- _WHAT IS BEING ASKED_: All entries below must be given again word for word.

- _RECORD SET_:
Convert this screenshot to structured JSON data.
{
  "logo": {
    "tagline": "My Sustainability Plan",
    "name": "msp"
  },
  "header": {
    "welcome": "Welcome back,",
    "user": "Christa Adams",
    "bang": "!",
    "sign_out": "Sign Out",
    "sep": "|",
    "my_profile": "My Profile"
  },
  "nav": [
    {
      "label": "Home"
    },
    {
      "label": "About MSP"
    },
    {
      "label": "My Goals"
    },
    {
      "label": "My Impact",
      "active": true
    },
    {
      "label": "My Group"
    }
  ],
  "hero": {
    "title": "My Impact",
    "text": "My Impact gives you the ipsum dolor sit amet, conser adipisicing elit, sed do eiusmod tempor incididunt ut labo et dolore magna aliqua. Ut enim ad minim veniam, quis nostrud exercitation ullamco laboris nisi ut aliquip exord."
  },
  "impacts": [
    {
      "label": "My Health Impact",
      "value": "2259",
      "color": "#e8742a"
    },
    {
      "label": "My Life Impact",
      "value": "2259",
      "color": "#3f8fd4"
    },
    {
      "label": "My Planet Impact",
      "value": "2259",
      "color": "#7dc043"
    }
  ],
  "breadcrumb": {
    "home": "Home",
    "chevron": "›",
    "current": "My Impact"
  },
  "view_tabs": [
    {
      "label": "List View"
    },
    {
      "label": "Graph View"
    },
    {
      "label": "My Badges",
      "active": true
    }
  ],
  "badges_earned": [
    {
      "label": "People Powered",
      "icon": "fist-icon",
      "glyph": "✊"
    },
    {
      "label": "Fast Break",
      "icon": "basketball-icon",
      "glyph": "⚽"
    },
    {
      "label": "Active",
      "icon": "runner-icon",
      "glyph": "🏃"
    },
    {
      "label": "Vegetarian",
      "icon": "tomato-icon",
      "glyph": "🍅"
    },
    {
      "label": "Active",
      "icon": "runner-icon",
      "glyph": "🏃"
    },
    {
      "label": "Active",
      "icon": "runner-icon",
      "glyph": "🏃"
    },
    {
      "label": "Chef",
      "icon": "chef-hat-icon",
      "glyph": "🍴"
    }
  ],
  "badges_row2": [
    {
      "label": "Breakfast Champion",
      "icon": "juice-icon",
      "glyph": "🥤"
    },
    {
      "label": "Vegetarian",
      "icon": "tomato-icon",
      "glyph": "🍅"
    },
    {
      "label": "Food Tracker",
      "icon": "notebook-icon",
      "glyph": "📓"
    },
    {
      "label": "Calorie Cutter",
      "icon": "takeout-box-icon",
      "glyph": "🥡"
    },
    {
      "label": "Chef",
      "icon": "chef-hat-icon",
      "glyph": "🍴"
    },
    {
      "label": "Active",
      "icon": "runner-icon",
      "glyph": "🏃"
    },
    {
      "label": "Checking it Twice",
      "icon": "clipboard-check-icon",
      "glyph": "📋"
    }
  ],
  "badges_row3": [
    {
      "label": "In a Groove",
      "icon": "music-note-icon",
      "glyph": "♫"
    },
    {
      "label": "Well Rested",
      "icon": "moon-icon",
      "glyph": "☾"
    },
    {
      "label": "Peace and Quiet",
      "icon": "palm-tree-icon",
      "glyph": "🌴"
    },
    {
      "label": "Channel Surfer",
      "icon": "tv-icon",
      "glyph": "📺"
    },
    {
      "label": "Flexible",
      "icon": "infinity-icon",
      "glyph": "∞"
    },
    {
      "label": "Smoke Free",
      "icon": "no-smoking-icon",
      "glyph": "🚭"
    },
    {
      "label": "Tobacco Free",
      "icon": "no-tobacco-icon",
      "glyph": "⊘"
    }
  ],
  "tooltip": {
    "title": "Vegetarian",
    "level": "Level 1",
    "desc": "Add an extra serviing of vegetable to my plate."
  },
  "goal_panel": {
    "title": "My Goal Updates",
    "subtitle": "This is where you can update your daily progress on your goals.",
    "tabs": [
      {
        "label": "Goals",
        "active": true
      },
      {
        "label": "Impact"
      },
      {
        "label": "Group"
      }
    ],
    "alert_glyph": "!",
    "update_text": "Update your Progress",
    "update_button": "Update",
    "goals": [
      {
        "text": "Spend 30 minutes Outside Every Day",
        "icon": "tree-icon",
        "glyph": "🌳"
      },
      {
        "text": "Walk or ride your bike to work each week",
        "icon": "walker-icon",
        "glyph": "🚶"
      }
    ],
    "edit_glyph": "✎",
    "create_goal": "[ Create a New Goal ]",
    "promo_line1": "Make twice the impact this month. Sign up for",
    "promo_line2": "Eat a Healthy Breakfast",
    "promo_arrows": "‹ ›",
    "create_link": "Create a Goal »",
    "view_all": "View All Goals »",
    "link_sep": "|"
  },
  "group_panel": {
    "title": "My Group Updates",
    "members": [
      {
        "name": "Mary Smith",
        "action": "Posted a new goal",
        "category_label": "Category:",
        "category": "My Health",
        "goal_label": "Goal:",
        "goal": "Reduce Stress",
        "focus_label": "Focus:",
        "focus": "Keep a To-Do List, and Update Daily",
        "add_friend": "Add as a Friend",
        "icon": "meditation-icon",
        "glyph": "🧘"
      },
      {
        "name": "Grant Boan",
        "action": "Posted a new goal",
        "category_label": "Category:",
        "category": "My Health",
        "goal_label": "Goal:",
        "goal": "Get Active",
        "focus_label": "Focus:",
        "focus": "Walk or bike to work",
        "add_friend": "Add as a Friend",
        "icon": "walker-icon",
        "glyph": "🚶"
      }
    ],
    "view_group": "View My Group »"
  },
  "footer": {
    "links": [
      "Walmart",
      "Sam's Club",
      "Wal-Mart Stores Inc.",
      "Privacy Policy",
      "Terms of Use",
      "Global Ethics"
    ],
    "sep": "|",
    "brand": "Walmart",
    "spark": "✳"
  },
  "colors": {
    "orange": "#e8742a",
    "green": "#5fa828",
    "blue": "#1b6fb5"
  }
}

- _RESPONSE FOR THIS EXERCISE_:
Convert this screenshot to structured JSON data.
{
  "logo": {
    "tagline": "My Sustainability Plan",
    "name": "msp"
  },
  "header": {
    "welcome": "Welcome back,",
    "user": "Christa Adams",
    "bang": "!",
    "sign_out": "Sign Out",
    "sep": "|",
    "my_profile": "My Profile"
  },
  "nav": [
    {
      "label": "Home"
    },
    {
      "label": "About MSP"
    },
    {
      "label": "My Goals"
    },
    {
      "label": "My Impact",
      "active": true
    },
    {
      "label": "My Group"
    }
  ],
  "hero": {
    "title": "My Impact",
    "text": "My Impact gives you the ipsum dolor sit amet, conser adipisicing elit, sed do eiusmod tempor incididunt ut labo et dolore magna aliqua. Ut enim ad minim veniam, quis nostrud exercitation ullamco laboris nisi ut aliquip exord."
  },
  "impacts": [
    {
      "label": "My Health Impact",
      "value": "2259",
      "color": "#e8742a"
    },
    {
      "label": "My Life Impact",
      "value": "2259",
      "color": "#3f8fd4"
    },
    {
      "label": "My Planet Impact",
      "value": "2259",
      "color": "#7dc043"
    }
  ],
  "breadcrumb": {
    "home": "Home",
    "chevron": "›",
    "current": "My Impact"
  },
  "view_tabs": [
    {
      "label": "List View"
    },
    {
      "label": "Graph View"
    },
    {
      "label": "My Badges",
      "active": true
    }
  ],
  "badges_earned": [
    {
      "label": "People Powered",
      "icon": "fist-icon",
      "glyph": "✊"
    },
    {
      "label": "Fast Break",
      "icon": "basketball-icon",
      "glyph": "⚽"
    },
    {
      "label": "Active",
      "icon": "runner-icon",
      "glyph": "🏃"
    },
    {
      "label": "Vegetarian",
      "icon": "tomato-icon",
      "glyph": "🍅"
    },
    {
      "label": "Active",
      "icon": "runner-icon",
      "glyph": "🏃"
    },
    {
      "label": "Active",
      "icon": "runner-icon",
      "glyph": "🏃"
    },
    {
      "label": "Chef",
      "icon": "chef-hat-icon",
      "glyph": "🍴"
    }
  ],
  "badges_row2": [
    {
      "label": "Breakfast Champion",
      "icon": "juice-icon",
      "glyph": "🥤"
    },
    {
      "label": "Vegetarian",
      "icon": "tomato-icon",
      "glyph": "🍅"
    },
    {
      "label": "Food Tracker",
      "icon": "notebook-icon",
      "glyph": "📓"
    },
    {
      "label": "Calorie Cutter",
      "icon": "takeout-box-icon",
      "glyph": "🥡"
    },
    {
      "label": "Chef",
      "icon": "chef-hat-icon",
      "glyph": "🍴"
    },
    {
      "label": "Active",
      "icon": "runner-icon",
      "glyph": "🏃"
    },
    {
      "label": "Checking it Twice",
      "icon": "clipboard-check-icon",
      "glyph": "📋"
    }
  ],
  "badges_row3": [
    {
      "label": "In a Groove",
      "icon": "music-note-icon",
      "glyph": "♫"
    },
    {
      "label": "Well Rested",
      "icon": "moon-icon",
      "glyph": "☾"
    },
    {
      "label": "Peace and Quiet",
      "icon": "palm-tree-icon",
      "glyph": "🌴"
    },
    {
      "label": "Channel Surfer",
      "icon": "tv-icon",
      "glyph": "📺"
    },
    {
      "label": "Flexible",
      "icon": "infinity-icon",
      "glyph": "∞"
    },
    {
      "label": "Smoke Free",
      "icon": "no-smoking-icon",
      "glyph": "🚭"
    },
    {
      "label": "Tobacco Free",
      "icon": "no-tobacco-icon",
      "glyph": "⊘"
    }
  ],
  "tooltip": {
    "title": "Vegetarian",
    "level": "Level 1",
    "desc": "Add an extra serviing of vegetable to my plate."
  },
  "goal_panel": {
    "title": "My Goal Updates",
    "subtitle": "This is where you can update your daily progress on your goals.",
    "tabs": [
      {
        "label": "Goals",
        "active": true
      },
      {
        "label": "Impact"
      },
      {
        "label": "Group"
      }
    ],
    "alert_glyph": "!",
    "update_text": "Update your Progress",
    "update_button": "Update",
    "goals": [
      {
        "text": "Spend 30 minutes Outside Every Day",
        "icon": "tree-icon",
        "glyph": "🌳"
      },
      {
        "text": "Walk or ride your bike to work each week",
        "icon": "walker-icon",
        "glyph": "🚶"
      }
    ],
    "edit_glyph": "✎",
    "create_goal": "[ Create a New Goal ]",
    "promo_line1": "Make twice the impact this month. Sign up for",
    "promo_line2": "Eat a Healthy Breakfast",
    "promo_arrows": "‹ ›",
    "create_link": "Create a Goal »",
    "view_all": "View All Goals »",
    "link_sep": "|"
  },
  "group_panel": {
    "title": "My Group Updates",
    "members": [
      {
        "name": "Mary Smith",
        "action": "Posted a new goal",
        "category_label": "Category:",
        "category": "My Health",
        "goal_label": "Goal:",
        "goal": "Reduce Stress",
        "focus_label": "Focus:",
        "focus": "Keep a To-Do List, and Update Daily",
        "add_friend": "Add as a Friend",
        "icon": "meditation-icon",
        "glyph": "🧘"
      },
      {
        "name": "Grant Boan",
        "action": "Posted a new goal",
        "category_label": "Category:",
        "category": "My Health",
        "goal_label": "Goal:",
        "goal": "Get Active",
        "focus_label": "Focus:",
        "focus": "Walk or bike to work",
        "add_friend": "Add as a Friend",
        "icon": "walker-icon",
        "glyph": "🚶"
      }
    ],
    "view_group": "View My Group »"
  },
  "footer": {
    "links": [
      "Walmart",
      "Sam's Club",
      "Wal-Mart Stores Inc.",
      "Privacy Policy",
      "Terms of Use",
      "Global Ethics"
    ],
    "sep": "|",
    "brand": "Walmart",
    "spark": "✳"
  },
  "colors": {
    "orange": "#e8742a",
    "green": "#5fa828",
    "blue": "#1b6fb5"
  }
}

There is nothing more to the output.